### What is required
Reproduce the entries in full. Exclude all images from the copy.

### Listed records
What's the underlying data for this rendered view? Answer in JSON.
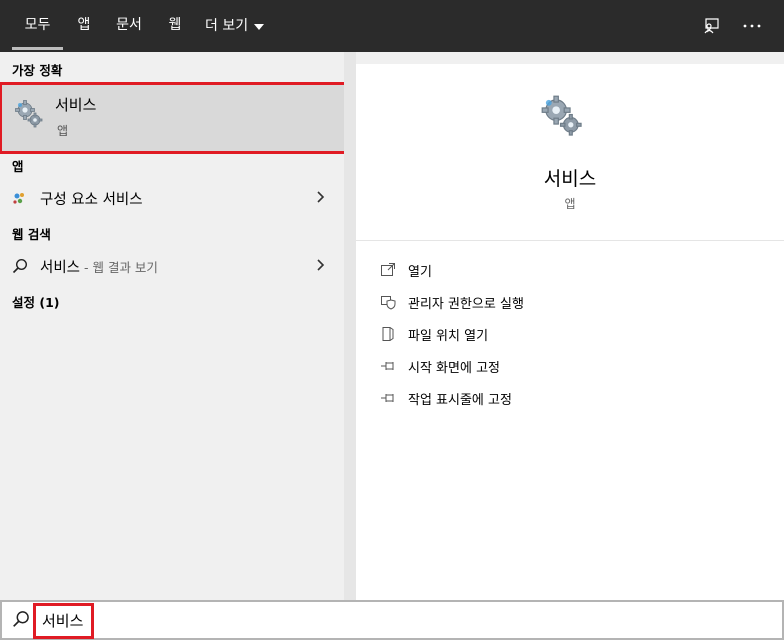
{
  "tabs": [
    {
      "label": "모두",
      "active": true
    },
    {
      "label": "앱"
    },
    {
      "label": "문서"
    },
    {
      "label": "웹"
    },
    {
      "label": "더 보기"
    }
  ],
  "top_icons": [
    "feedback-icon",
    "more-options-icon"
  ],
  "best_match": {
    "heading": "가장 정확",
    "title": "서비스",
    "subtitle": "앱",
    "icon": "gears-icon"
  },
  "apps": {
    "heading": "앱",
    "items": [
      {
        "label": "구성 요소 서비스",
        "icon": "component-services-icon"
      }
    ]
  },
  "web_search": {
    "heading": "웹 검색",
    "query": "서비스",
    "hint": " - 웹 결과 보기",
    "icon": "search-icon"
  },
  "settings": {
    "heading": "설정 (1)"
  },
  "detail": {
    "title": "서비스",
    "subtitle": "앱",
    "actions": [
      {
        "label": "열기",
        "icon": "open-icon"
      },
      {
        "label": "관리자 권한으로 실행",
        "icon": "shield-icon"
      },
      {
        "label": "파일 위치 열기",
        "icon": "file-location-icon"
      },
      {
        "label": "시작 화면에 고정",
        "icon": "pin-icon"
      },
      {
        "label": "작업 표시줄에 고정",
        "icon": "pin-icon"
      }
    ]
  },
  "search": {
    "value": "서비스",
    "icon": "search-icon"
  },
  "colors": {
    "highlight": "#e01b24",
    "topbar": "#2b2b2b",
    "selected_row": "#d9d9d9"
  }
}
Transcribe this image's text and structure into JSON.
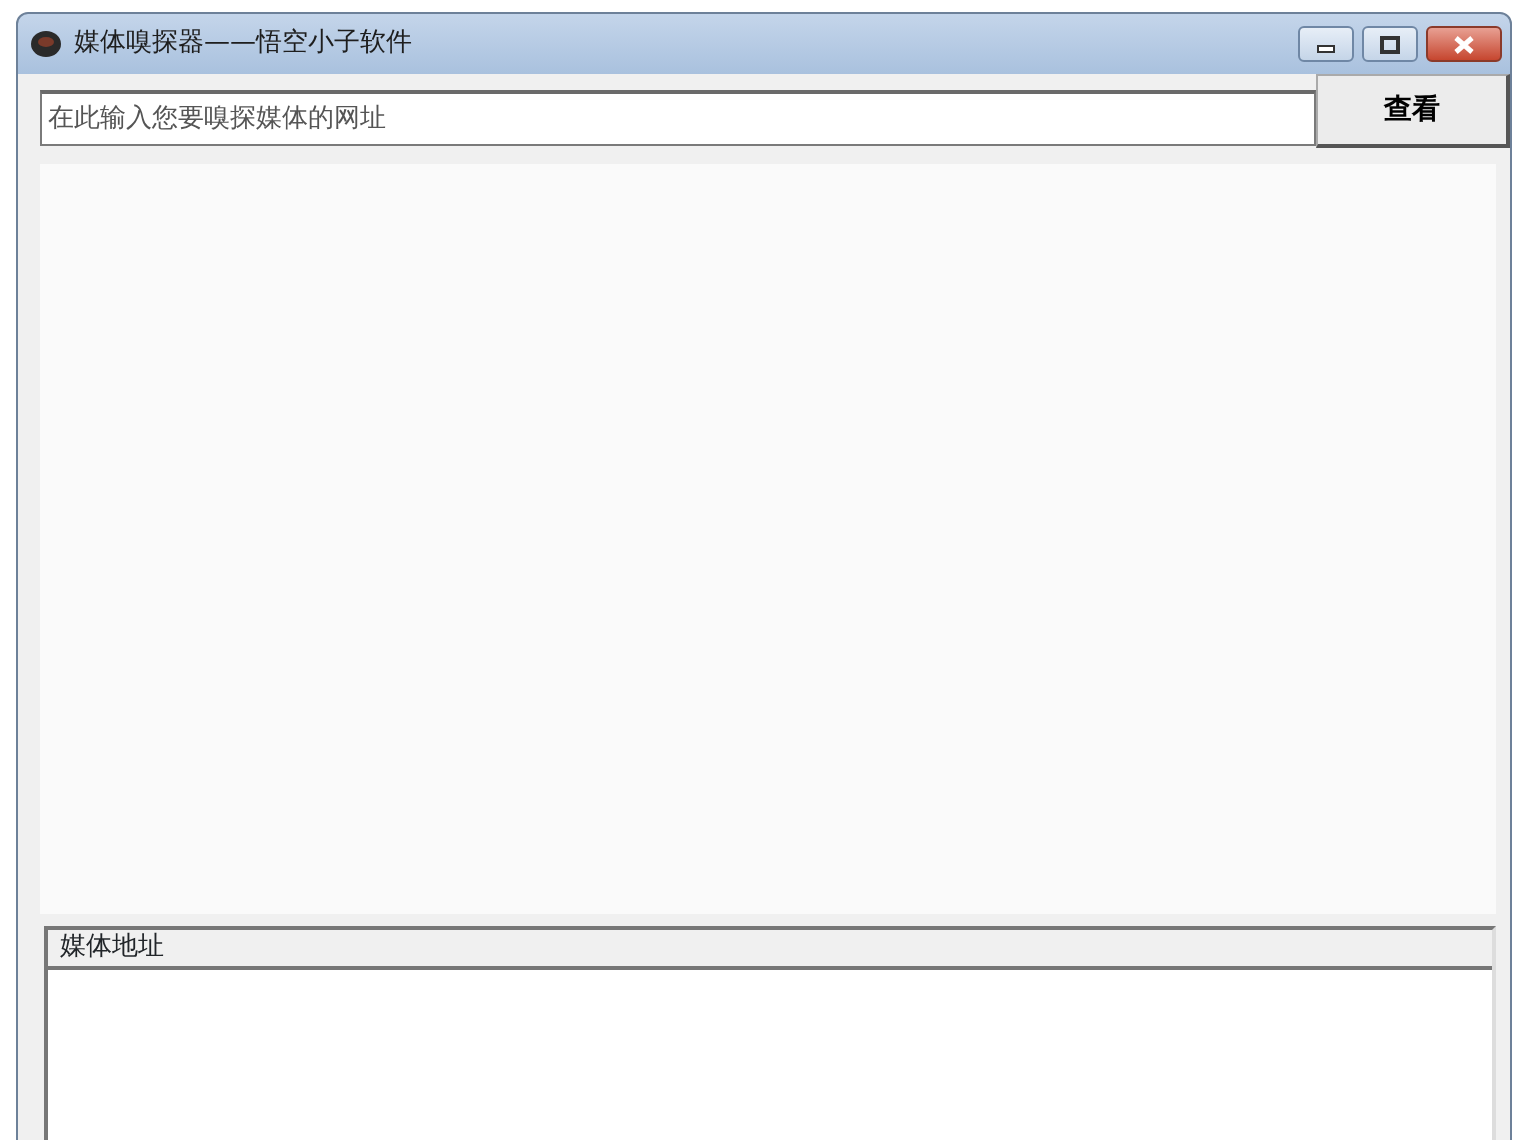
{
  "window": {
    "title": "媒体嗅探器——悟空小子软件",
    "controls": [
      {
        "kind": "minimize"
      },
      {
        "kind": "maximize"
      },
      {
        "kind": "close"
      }
    ]
  },
  "url_field": {
    "placeholder": "在此输入您要嗅探媒体的网址"
  },
  "view_button": {
    "label": "查看"
  },
  "media_list": {
    "columns": [
      "媒体地址"
    ]
  }
}
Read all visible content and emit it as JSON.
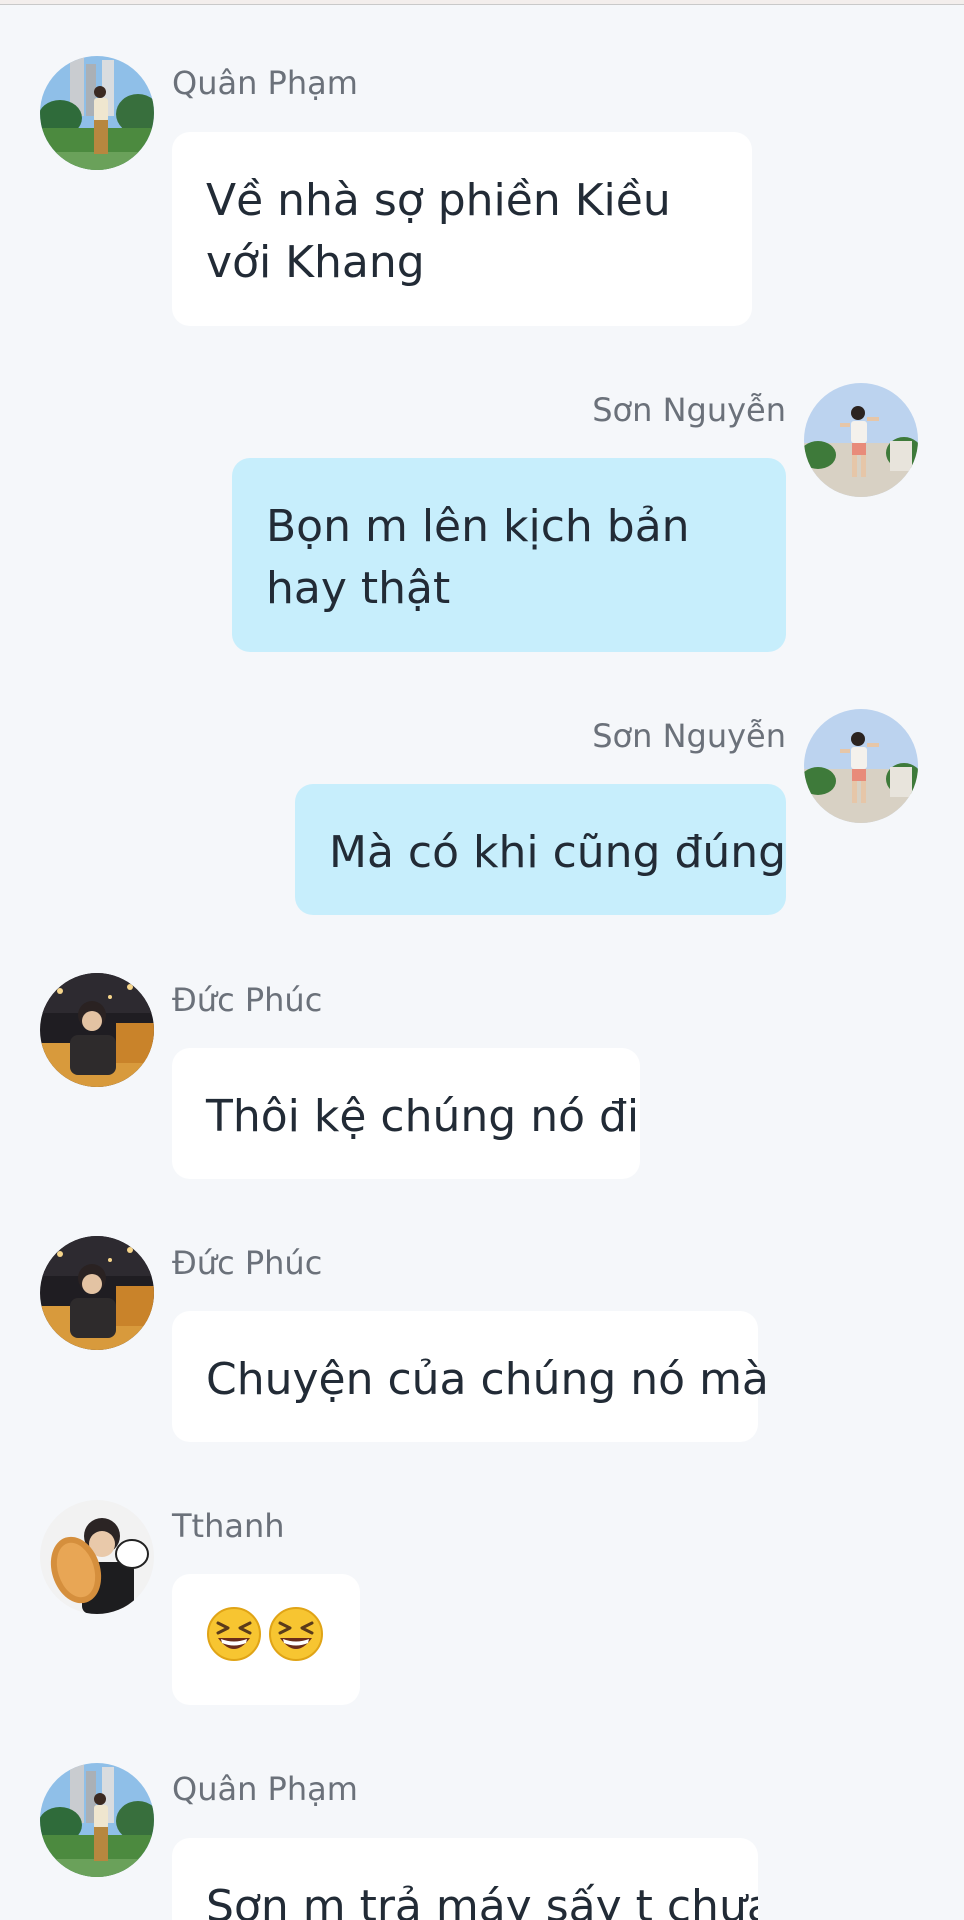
{
  "messages": [
    {
      "sender": "Quân Phạm",
      "avatar": "avatar-quan",
      "side": "incoming",
      "text": "Về nhà sợ phiền Kiều\nvới Khang"
    },
    {
      "sender": "Sơn Nguyễn",
      "avatar": "avatar-son",
      "side": "outgoing",
      "text": "Bọn m lên kịch bản\nhay thật"
    },
    {
      "sender": "Sơn Nguyễn",
      "avatar": "avatar-son",
      "side": "outgoing",
      "text": "Mà có khi cũng đúng"
    },
    {
      "sender": "Đức Phúc",
      "avatar": "avatar-phuc",
      "side": "incoming",
      "text": "Thôi kệ chúng nó đi"
    },
    {
      "sender": "Đức Phúc",
      "avatar": "avatar-phuc",
      "side": "incoming",
      "text": "Chuyện của chúng nó mà"
    },
    {
      "sender": "Tthanh",
      "avatar": "avatar-tthanh",
      "side": "incoming",
      "emojis": [
        "laughing-face-icon",
        "laughing-face-icon"
      ]
    },
    {
      "sender": "Quân Phạm",
      "avatar": "avatar-quan",
      "side": "incoming",
      "text": "Sơn m trả máy sấy t chưa"
    }
  ],
  "colors": {
    "background": "#f5f7fa",
    "incoming_bubble": "#ffffff",
    "outgoing_bubble": "#c7eefc",
    "sender_name": "#6b717a",
    "message_text": "#222b36"
  }
}
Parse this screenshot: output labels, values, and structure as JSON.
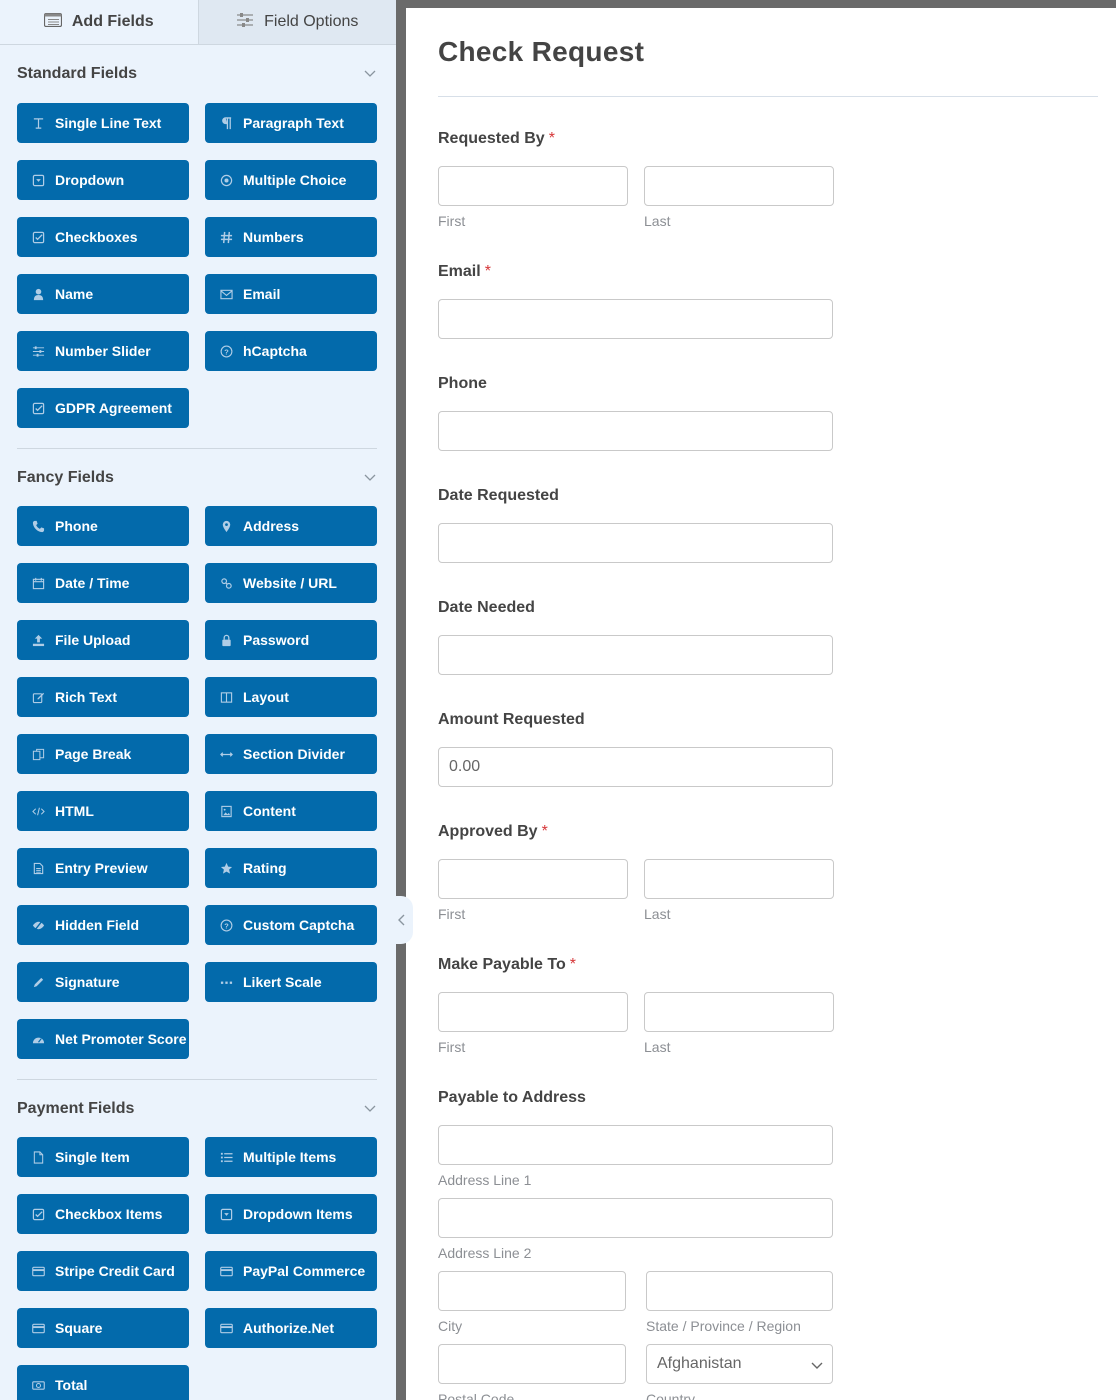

### Answer to the exercise
What's the underlying data for this rendered view? Answer in JSON.
{
  "tabs": [
    {
      "label": "모두",
      "active": true
    },
    {
      "label": "앱"
    },
    {
      "label": "문서"
    },
    {
      "label": "웹"
    },
    {
      "label": "더 보기"
    }
  ],
  "top_icons": [
    "feedback-icon",
    "more-options-icon"
  ],
  "best_match": {
    "heading": "가장 정확",
    "title": "서비스",
    "subtitle": "앱",
    "icon": "gears-icon"
  },
  "apps": {
    "heading": "앱",
    "items": [
      {
        "label": "구성 요소 서비스",
        "icon": "component-services-icon"
      }
    ]
  },
  "web_search": {
    "heading": "웹 검색",
    "query": "서비스",
    "hint": " - 웹 결과 보기",
    "icon": "search-icon"
  },
  "settings": {
    "heading": "설정 (1)"
  },
  "detail": {
    "title": "서비스",
    "subtitle": "앱",
    "actions": [
      {
        "label": "열기",
        "icon": "open-icon"
      },
      {
        "label": "관리자 권한으로 실행",
        "icon": "shield-icon"
      },
      {
        "label": "파일 위치 열기",
        "icon": "file-location-icon"
      },
      {
        "label": "시작 화면에 고정",
        "icon": "pin-icon"
      },
      {
        "label": "작업 표시줄에 고정",
        "icon": "pin-icon"
      }
    ]
  },
  "search": {
    "value": "서비스",
    "icon": "search-icon"
  },
  "colors": {
    "highlight": "#e01b24",
    "topbar": "#2b2b2b",
    "selected_row": "#d9d9d9"
  }
}
Transcribe this image's text and structure into JSON.
{
  "window": {
    "title": "媒体嗅探器——悟空小子软件",
    "controls": [
      {
        "kind": "minimize"
      },
      {
        "kind": "maximize"
      },
      {
        "kind": "close"
      }
    ]
  },
  "url_field": {
    "placeholder": "在此输入您要嗅探媒体的网址"
  },
  "view_button": {
    "label": "查看"
  },
  "media_list": {
    "columns": [
      "媒体地址"
    ]
  }
}
Read all visible content and emit it as JSON.
{
  "messages": [
    {
      "sender": "Quân Phạm",
      "avatar": "avatar-quan",
      "side": "incoming",
      "text": "Về nhà sợ phiền Kiều\nvới Khang"
    },
    {
      "sender": "Sơn Nguyễn",
      "avatar": "avatar-son",
      "side": "outgoing",
      "text": "Bọn m lên kịch bản\nhay thật"
    },
    {
      "sender": "Sơn Nguyễn",
      "avatar": "avatar-son",
      "side": "outgoing",
      "text": "Mà có khi cũng đúng"
    },
    {
      "sender": "Đức Phúc",
      "avatar": "avatar-phuc",
      "side": "incoming",
      "text": "Thôi kệ chúng nó đi"
    },
    {
      "sender": "Đức Phúc",
      "avatar": "avatar-phuc",
      "side": "incoming",
      "text": "Chuyện của chúng nó mà"
    },
    {
      "sender": "Tthanh",
      "avatar": "avatar-tthanh",
      "side": "incoming",
      "emojis": [
        "laughing-face-icon",
        "laughing-face-icon"
      ]
    },
    {
      "sender": "Quân Phạm",
      "avatar": "avatar-quan",
      "side": "incoming",
      "text": "Sơn m trả máy sấy t chưa"
    }
  ],
  "colors": {
    "background": "#f5f7fa",
    "incoming_bubble": "#ffffff",
    "outgoing_bubble": "#c7eefc",
    "sender_name": "#6b717a",
    "message_text": "#222b36"
  }
}
Parse this screenshot: output labels, values, and structure as JSON.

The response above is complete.